Entries from a dataset of interfaces:
********************

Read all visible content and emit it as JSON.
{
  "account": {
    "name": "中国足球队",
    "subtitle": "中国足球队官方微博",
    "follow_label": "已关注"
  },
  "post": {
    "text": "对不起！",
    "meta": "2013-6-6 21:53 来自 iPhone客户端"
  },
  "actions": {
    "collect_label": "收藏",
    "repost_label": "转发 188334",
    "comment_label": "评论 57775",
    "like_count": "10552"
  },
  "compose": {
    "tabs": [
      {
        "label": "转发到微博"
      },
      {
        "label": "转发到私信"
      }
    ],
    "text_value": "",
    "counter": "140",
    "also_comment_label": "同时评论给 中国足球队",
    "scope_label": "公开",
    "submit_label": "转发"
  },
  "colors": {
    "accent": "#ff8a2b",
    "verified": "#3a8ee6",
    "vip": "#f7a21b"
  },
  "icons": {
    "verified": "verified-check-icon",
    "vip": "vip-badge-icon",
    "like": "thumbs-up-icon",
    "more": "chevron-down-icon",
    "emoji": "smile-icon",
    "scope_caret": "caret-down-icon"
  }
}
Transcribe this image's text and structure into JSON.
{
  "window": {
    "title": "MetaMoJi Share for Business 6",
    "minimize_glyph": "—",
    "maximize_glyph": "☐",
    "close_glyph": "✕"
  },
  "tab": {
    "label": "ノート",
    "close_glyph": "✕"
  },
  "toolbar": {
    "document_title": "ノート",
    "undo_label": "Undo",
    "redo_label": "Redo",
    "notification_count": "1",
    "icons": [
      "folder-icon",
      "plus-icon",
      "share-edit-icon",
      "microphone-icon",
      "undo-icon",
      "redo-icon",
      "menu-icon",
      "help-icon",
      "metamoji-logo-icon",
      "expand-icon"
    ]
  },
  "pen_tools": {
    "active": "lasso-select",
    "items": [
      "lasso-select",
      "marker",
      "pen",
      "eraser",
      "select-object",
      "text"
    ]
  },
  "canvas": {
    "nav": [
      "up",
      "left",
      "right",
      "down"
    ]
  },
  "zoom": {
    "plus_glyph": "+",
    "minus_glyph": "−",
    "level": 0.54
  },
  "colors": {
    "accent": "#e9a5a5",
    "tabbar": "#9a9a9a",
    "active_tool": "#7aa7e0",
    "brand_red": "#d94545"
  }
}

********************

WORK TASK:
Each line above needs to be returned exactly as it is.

OUTPUT:
Read all visible content and emit it as JSON.
{
  "account": {
    "name": "中国足球队",
    "subtitle": "中国足球队官方微博",
    "follow_label": "已关注"
  },
  "post": {
    "text": "对不起！",
    "meta": "2013-6-6 21:53 来自 iPhone客户端"
  },
  "actions": {
    "collect_label": "收藏",
    "repost_label": "转发 188334",
    "comment_label": "评论 57775",
    "like_count": "10552"
  },
  "compose": {
    "tabs": [
      {
        "label": "转发到微博"
      },
      {
        "label": "转发到私信"
      }
    ],
    "text_value": "",
    "counter": "140",
    "also_comment_label": "同时评论给 中国足球队",
    "scope_label": "公开",
    "submit_label": "转发"
  },
  "colors": {
    "accent": "#ff8a2b",
    "verified": "#3a8ee6",
    "vip": "#f7a21b"
  },
  "icons": {
    "verified": "verified-check-icon",
    "vip": "vip-badge-icon",
    "like": "thumbs-up-icon",
    "more": "chevron-down-icon",
    "emoji": "smile-icon",
    "scope_caret": "caret-down-icon"
  }
}
Transcribe this image's text and structure into JSON.
{
  "window": {
    "title": "MetaMoJi Share for Business 6",
    "minimize_glyph": "—",
    "maximize_glyph": "☐",
    "close_glyph": "✕"
  },
  "tab": {
    "label": "ノート",
    "close_glyph": "✕"
  },
  "toolbar": {
    "document_title": "ノート",
    "undo_label": "Undo",
    "redo_label": "Redo",
    "notification_count": "1",
    "icons": [
      "folder-icon",
      "plus-icon",
      "share-edit-icon",
      "microphone-icon",
      "undo-icon",
      "redo-icon",
      "menu-icon",
      "help-icon",
      "metamoji-logo-icon",
      "expand-icon"
    ]
  },
  "pen_tools": {
    "active": "lasso-select",
    "items": [
      "lasso-select",
      "marker",
      "pen",
      "eraser",
      "select-object",
      "text"
    ]
  },
  "canvas": {
    "nav": [
      "up",
      "left",
      "right",
      "down"
    ]
  },
  "zoom": {
    "plus_glyph": "+",
    "minus_glyph": "−",
    "level": 0.54
  },
  "colors": {
    "accent": "#e9a5a5",
    "tabbar": "#9a9a9a",
    "active_tool": "#7aa7e0",
    "brand_red": "#d94545"
  }
}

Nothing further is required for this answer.